╭─ Input records
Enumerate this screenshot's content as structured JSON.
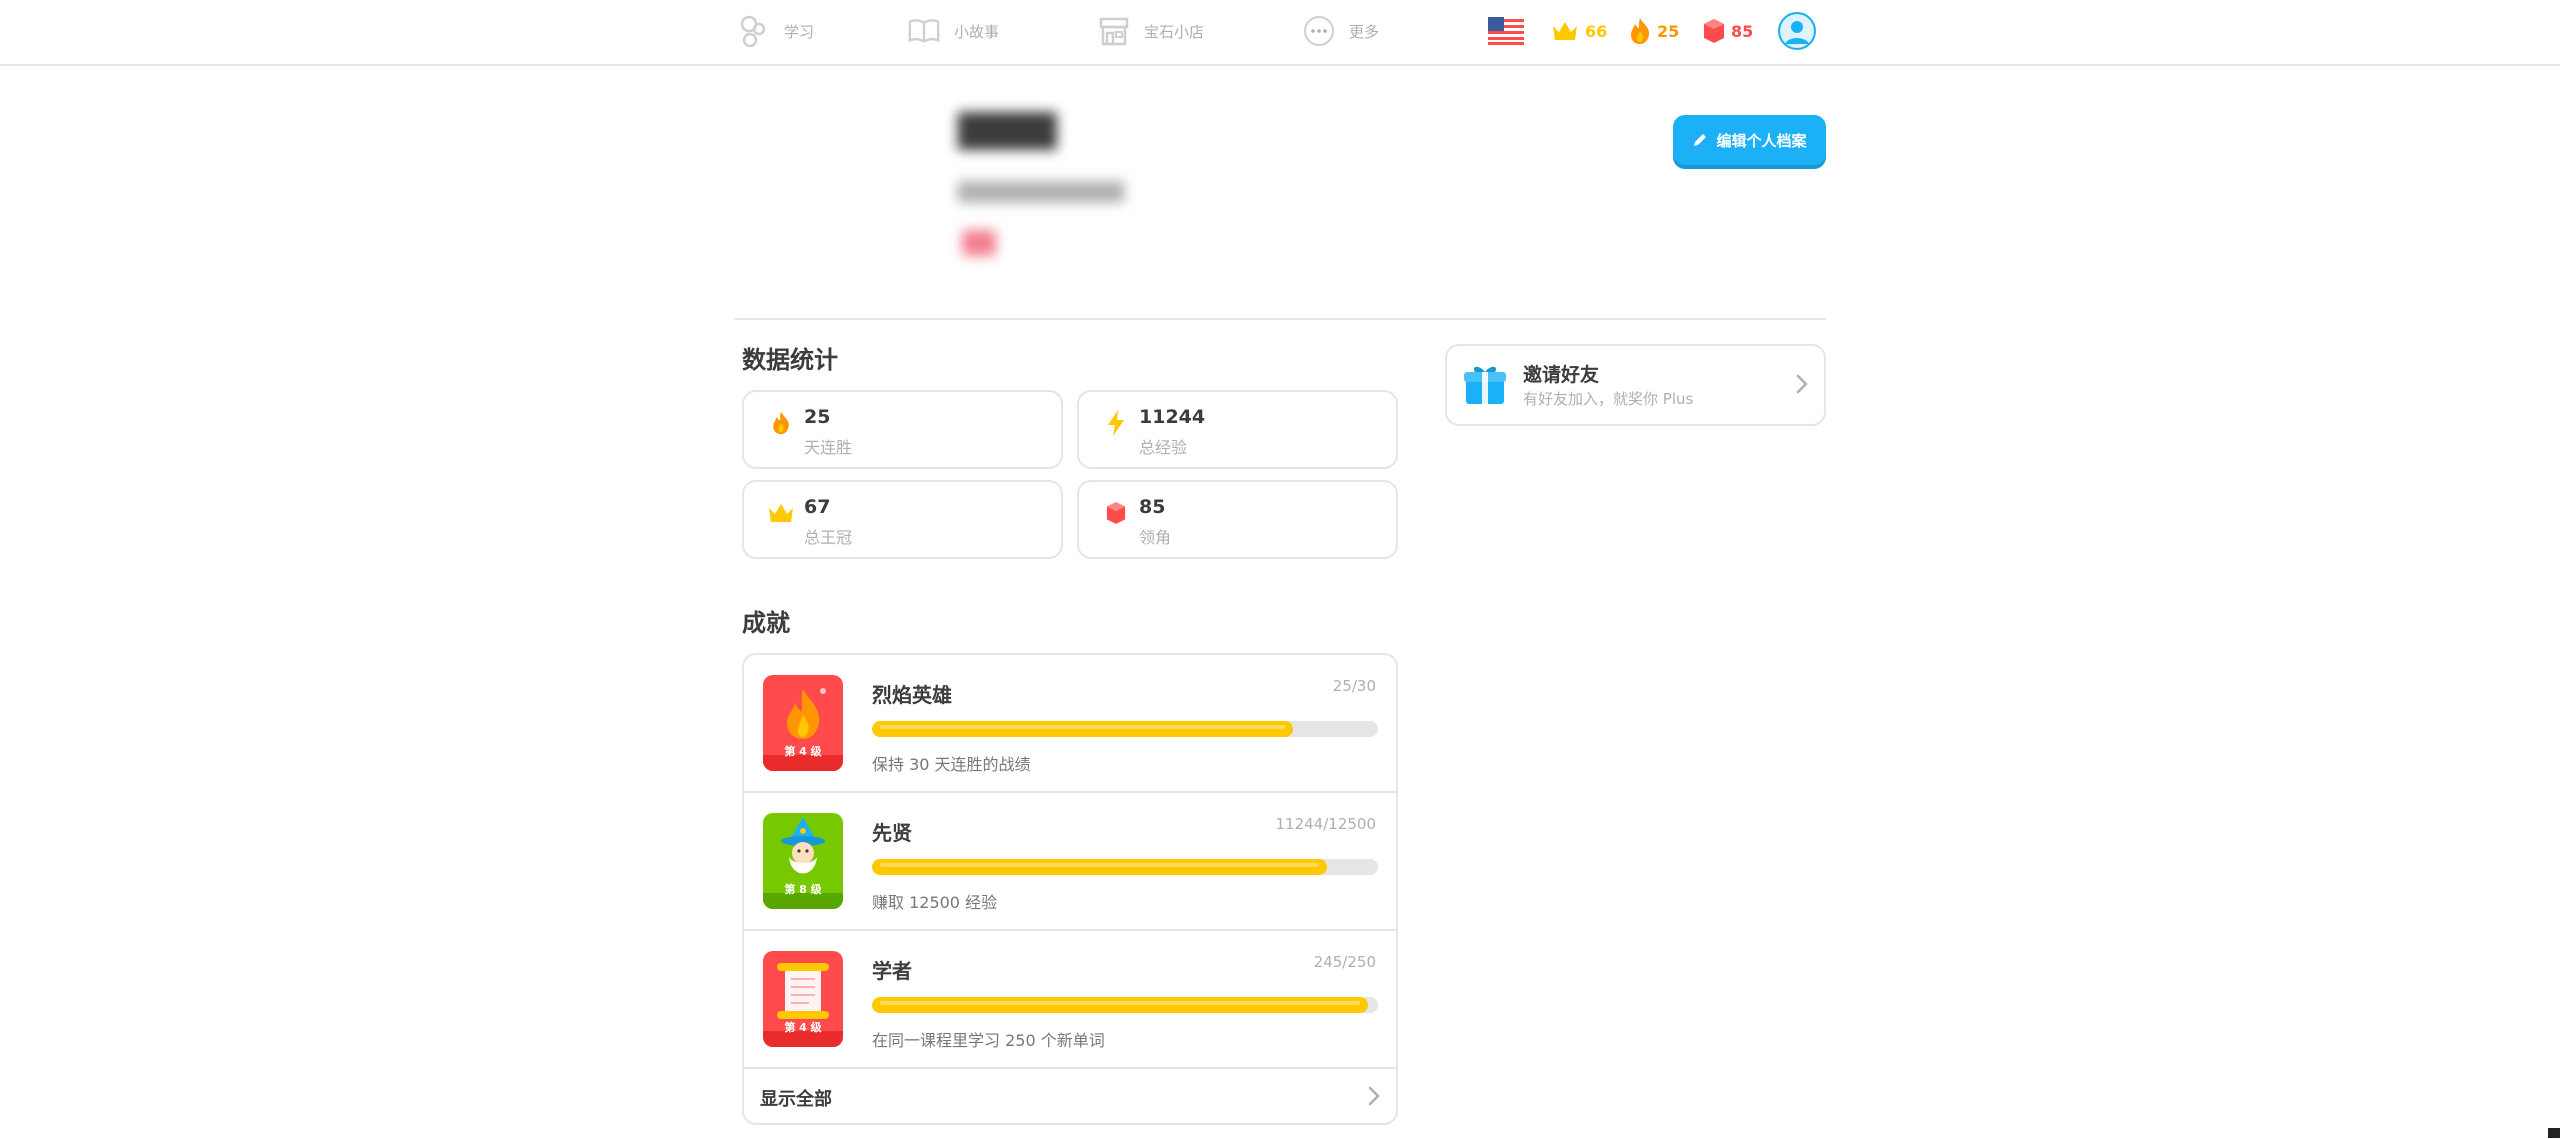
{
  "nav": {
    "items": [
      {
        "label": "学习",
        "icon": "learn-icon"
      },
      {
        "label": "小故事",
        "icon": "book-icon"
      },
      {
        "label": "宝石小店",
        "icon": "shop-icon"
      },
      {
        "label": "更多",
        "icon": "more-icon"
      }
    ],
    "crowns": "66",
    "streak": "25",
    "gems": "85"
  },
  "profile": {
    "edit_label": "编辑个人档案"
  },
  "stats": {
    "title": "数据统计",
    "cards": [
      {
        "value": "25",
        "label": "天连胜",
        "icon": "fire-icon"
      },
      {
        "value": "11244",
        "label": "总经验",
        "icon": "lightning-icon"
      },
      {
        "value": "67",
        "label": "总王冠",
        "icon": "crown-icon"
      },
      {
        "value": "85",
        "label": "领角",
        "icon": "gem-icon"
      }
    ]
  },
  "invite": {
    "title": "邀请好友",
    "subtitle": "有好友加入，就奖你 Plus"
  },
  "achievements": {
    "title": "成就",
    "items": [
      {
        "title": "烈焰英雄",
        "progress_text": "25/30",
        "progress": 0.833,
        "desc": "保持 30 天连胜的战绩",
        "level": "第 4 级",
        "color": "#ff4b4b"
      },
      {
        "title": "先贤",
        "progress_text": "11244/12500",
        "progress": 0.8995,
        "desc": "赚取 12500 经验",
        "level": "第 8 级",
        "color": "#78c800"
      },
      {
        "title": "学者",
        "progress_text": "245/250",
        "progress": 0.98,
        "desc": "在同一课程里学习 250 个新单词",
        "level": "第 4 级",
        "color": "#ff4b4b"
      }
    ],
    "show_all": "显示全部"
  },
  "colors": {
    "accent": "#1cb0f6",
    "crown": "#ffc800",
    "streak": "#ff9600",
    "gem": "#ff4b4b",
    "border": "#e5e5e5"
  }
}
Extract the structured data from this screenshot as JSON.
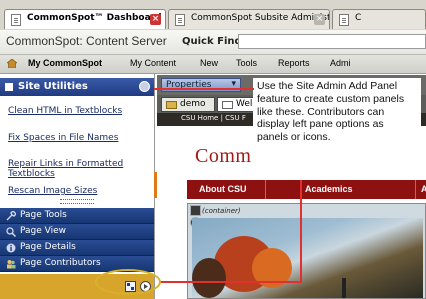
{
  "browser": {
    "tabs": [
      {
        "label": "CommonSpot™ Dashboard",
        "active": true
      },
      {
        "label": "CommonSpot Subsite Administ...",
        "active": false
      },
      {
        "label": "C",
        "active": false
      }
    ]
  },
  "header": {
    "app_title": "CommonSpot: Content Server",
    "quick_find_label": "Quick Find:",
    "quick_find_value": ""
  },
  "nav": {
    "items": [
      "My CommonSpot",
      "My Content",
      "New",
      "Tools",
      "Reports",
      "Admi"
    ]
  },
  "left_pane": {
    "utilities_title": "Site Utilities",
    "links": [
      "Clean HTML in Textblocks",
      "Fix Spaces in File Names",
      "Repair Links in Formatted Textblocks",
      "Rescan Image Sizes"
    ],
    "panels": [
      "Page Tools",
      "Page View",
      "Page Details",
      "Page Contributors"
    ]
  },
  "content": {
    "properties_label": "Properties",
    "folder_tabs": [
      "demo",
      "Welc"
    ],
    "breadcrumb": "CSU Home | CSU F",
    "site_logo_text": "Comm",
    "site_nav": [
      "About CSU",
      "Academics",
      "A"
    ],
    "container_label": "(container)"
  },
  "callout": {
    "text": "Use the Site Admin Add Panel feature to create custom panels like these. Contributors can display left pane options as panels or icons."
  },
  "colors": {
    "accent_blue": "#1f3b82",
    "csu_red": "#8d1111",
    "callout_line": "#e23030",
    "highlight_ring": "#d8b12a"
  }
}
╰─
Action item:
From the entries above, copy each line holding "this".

Exercise response:
Enumerate this screenshot's content as structured JSON.
Extract the structured data from this screenshot as JSON.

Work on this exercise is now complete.